▸ **Exercise**
Each record, exactly as written, should be printed again.

Records from a data collection
--------------------

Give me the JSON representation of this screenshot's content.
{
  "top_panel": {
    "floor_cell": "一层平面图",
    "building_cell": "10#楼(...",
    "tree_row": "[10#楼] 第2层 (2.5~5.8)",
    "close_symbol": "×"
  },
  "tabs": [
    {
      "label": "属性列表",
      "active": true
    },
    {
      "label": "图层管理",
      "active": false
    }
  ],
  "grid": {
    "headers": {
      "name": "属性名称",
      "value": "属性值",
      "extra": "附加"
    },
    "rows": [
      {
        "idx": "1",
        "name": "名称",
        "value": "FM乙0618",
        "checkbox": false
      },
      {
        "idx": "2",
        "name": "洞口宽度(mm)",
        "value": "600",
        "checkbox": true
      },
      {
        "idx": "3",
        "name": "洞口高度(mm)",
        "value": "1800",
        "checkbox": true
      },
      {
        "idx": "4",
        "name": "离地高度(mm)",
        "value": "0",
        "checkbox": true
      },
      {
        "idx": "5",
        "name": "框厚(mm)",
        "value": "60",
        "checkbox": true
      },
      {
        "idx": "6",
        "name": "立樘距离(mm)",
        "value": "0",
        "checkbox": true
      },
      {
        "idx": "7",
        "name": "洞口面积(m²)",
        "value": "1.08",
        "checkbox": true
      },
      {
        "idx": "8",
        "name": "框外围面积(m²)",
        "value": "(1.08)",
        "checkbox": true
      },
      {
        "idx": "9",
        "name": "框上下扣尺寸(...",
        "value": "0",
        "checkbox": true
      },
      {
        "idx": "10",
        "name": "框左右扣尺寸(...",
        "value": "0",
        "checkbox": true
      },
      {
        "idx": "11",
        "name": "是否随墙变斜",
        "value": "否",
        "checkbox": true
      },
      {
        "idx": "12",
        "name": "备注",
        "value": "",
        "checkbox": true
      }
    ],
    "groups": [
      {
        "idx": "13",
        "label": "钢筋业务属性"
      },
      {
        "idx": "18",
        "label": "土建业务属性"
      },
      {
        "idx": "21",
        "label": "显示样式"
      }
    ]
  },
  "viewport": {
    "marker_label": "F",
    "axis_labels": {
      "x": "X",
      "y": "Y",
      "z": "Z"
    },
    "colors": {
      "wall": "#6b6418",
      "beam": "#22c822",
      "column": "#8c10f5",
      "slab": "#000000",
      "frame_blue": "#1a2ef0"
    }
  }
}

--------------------

▸ **Answer box**
Give me the JSON representation of this screenshot's content.
{
  "top_panel": {
    "floor_cell": "一层平面图",
    "building_cell": "10#楼(...",
    "tree_row": "[10#楼] 第2层 (2.5~5.8)",
    "close_symbol": "×"
  },
  "tabs": [
    {
      "label": "属性列表",
      "active": true
    },
    {
      "label": "图层管理",
      "active": false
    }
  ],
  "grid": {
    "headers": {
      "name": "属性名称",
      "value": "属性值",
      "extra": "附加"
    },
    "rows": [
      {
        "idx": "1",
        "name": "名称",
        "value": "FM乙0618",
        "checkbox": false
      },
      {
        "idx": "2",
        "name": "洞口宽度(mm)",
        "value": "600",
        "checkbox": true
      },
      {
        "idx": "3",
        "name": "洞口高度(mm)",
        "value": "1800",
        "checkbox": true
      },
      {
        "idx": "4",
        "name": "离地高度(mm)",
        "value": "0",
        "checkbox": true
      },
      {
        "idx": "5",
        "name": "框厚(mm)",
        "value": "60",
        "checkbox": true
      },
      {
        "idx": "6",
        "name": "立樘距离(mm)",
        "value": "0",
        "checkbox": true
      },
      {
        "idx": "7",
        "name": "洞口面积(m²)",
        "value": "1.08",
        "checkbox": true
      },
      {
        "idx": "8",
        "name": "框外围面积(m²)",
        "value": "(1.08)",
        "checkbox": true
      },
      {
        "idx": "9",
        "name": "框上下扣尺寸(...",
        "value": "0",
        "checkbox": true
      },
      {
        "idx": "10",
        "name": "框左右扣尺寸(...",
        "value": "0",
        "checkbox": true
      },
      {
        "idx": "11",
        "name": "是否随墙变斜",
        "value": "否",
        "checkbox": true
      },
      {
        "idx": "12",
        "name": "备注",
        "value": "",
        "checkbox": true
      }
    ],
    "groups": [
      {
        "idx": "13",
        "label": "钢筋业务属性"
      },
      {
        "idx": "18",
        "label": "土建业务属性"
      },
      {
        "idx": "21",
        "label": "显示样式"
      }
    ]
  },
  "viewport": {
    "marker_label": "F",
    "axis_labels": {
      "x": "X",
      "y": "Y",
      "z": "Z"
    },
    "colors": {
      "wall": "#6b6418",
      "beam": "#22c822",
      "column": "#8c10f5",
      "slab": "#000000",
      "frame_blue": "#1a2ef0"
    }
  }
}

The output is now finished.